In Brave New World, people are organized into five castes: Alpha, Beta, Gamma, Delta, and Epsilon. Every caste has a certain role or job in society and is programmed to be fit for these jobs when they are in the test tubes. For example, Alphas are the highest caste and are engineered to be the smartest and strongest. Alphas are given the most important jobs in the world state. Epsilons are the lowest caste group and are unable to read or write. They are given the worst and unwanted jobs. The lower castes are looked down upon by the higher and segregation between castes is very prominent.
In Brave New World, children are developed in test tubes rather than in their mother’s womb. Therefore, parents are nonexistent and children are taught that parents were a barbaric way that humans in the past lived. The mere mention of parents is cringed at by the people of this society. Linda, a former citizen of the civilized society that wound up in the savage reservation, unintentionally got pregnant and was shunned because this was thought of as a “sin.” Characters in this story do not have the comfort of family and grow up in government facilities. They never experience the special bond between a parent and their child and will not have that support a family provides.

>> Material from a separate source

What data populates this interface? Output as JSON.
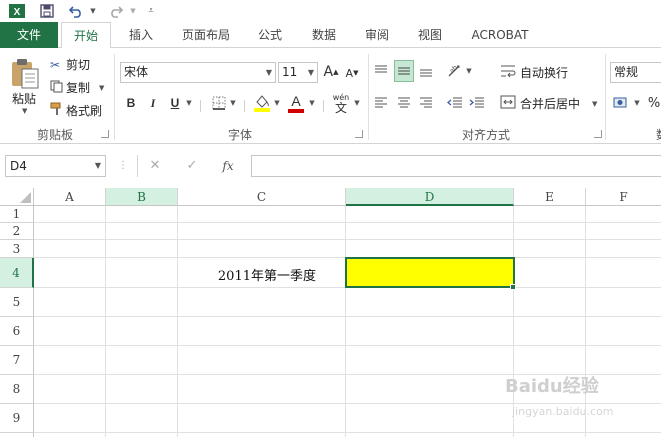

In Brave New World citizens of the World State do not have religion but look up to Henry Ford as a god-like figure. This is because of the revolutionary role he plays in this society. Henry Ford is famous for his accomplishment in creating the perfect mean of mass production and the use of an assembly line. In this dystopian novel, people are mass produced with the help of an assembly line. Henry Ford created the backbone of this society and is looked up to like a god in this novel.